# EXCERPTED RECORDS:
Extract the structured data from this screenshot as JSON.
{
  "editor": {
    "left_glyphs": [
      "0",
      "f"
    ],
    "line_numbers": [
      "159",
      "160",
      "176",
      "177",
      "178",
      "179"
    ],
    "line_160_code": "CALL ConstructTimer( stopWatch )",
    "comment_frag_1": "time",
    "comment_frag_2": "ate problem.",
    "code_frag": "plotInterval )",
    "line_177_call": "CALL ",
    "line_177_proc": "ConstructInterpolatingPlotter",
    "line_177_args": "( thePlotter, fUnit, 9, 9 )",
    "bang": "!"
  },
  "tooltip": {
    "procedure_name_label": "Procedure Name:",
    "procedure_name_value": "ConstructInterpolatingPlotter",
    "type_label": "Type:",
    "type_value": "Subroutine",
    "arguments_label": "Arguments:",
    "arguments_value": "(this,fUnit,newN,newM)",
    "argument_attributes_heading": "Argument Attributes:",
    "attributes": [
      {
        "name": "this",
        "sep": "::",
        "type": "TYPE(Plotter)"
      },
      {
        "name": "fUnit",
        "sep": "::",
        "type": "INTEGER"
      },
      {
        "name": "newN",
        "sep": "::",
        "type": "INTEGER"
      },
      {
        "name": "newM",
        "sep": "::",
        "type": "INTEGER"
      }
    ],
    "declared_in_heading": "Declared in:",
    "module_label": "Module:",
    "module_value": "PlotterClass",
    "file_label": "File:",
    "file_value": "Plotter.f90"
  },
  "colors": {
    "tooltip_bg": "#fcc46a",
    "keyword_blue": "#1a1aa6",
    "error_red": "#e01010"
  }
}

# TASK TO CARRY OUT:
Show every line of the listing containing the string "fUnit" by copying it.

# ANSWER SECTION:
    "line_177_args": "( thePlotter, fUnit, 9, 9 )",
    "arguments_value": "(this,fUnit,newN,newM)",
        "name": "fUnit",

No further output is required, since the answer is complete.